#### Required action:
This exercise calls for an exact copy of the data below.

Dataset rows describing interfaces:
++++++

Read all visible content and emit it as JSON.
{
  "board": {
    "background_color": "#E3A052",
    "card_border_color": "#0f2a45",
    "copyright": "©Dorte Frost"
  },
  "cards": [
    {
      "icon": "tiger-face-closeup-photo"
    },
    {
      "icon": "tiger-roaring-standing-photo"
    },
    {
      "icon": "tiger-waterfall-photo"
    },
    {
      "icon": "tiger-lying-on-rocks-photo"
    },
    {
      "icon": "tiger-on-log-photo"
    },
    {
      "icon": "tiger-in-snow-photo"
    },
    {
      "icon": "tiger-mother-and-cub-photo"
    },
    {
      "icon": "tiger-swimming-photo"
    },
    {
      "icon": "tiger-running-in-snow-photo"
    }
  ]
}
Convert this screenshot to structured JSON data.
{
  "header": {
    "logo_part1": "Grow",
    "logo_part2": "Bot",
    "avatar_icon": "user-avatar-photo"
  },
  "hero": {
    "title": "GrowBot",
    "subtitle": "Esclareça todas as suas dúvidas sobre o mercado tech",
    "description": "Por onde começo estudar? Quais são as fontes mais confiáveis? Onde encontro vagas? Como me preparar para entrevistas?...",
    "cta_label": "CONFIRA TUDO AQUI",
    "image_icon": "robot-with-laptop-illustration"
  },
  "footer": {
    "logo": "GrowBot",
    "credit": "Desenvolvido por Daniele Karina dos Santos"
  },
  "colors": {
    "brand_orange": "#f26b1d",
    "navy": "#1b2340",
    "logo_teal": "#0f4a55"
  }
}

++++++

#### Answer to this task:
Read all visible content and emit it as JSON.
{
  "board": {
    "background_color": "#E3A052",
    "card_border_color": "#0f2a45",
    "copyright": "©Dorte Frost"
  },
  "cards": [
    {
      "icon": "tiger-face-closeup-photo"
    },
    {
      "icon": "tiger-roaring-standing-photo"
    },
    {
      "icon": "tiger-waterfall-photo"
    },
    {
      "icon": "tiger-lying-on-rocks-photo"
    },
    {
      "icon": "tiger-on-log-photo"
    },
    {
      "icon": "tiger-in-snow-photo"
    },
    {
      "icon": "tiger-mother-and-cub-photo"
    },
    {
      "icon": "tiger-swimming-photo"
    },
    {
      "icon": "tiger-running-in-snow-photo"
    }
  ]
}
Convert this screenshot to structured JSON data.
{
  "header": {
    "logo_part1": "Grow",
    "logo_part2": "Bot",
    "avatar_icon": "user-avatar-photo"
  },
  "hero": {
    "title": "GrowBot",
    "subtitle": "Esclareça todas as suas dúvidas sobre o mercado tech",
    "description": "Por onde começo estudar? Quais são as fontes mais confiáveis? Onde encontro vagas? Como me preparar para entrevistas?...",
    "cta_label": "CONFIRA TUDO AQUI",
    "image_icon": "robot-with-laptop-illustration"
  },
  "footer": {
    "logo": "GrowBot",
    "credit": "Desenvolvido por Daniele Karina dos Santos"
  },
  "colors": {
    "brand_orange": "#f26b1d",
    "navy": "#1b2340",
    "logo_teal": "#0f4a55"
  }
}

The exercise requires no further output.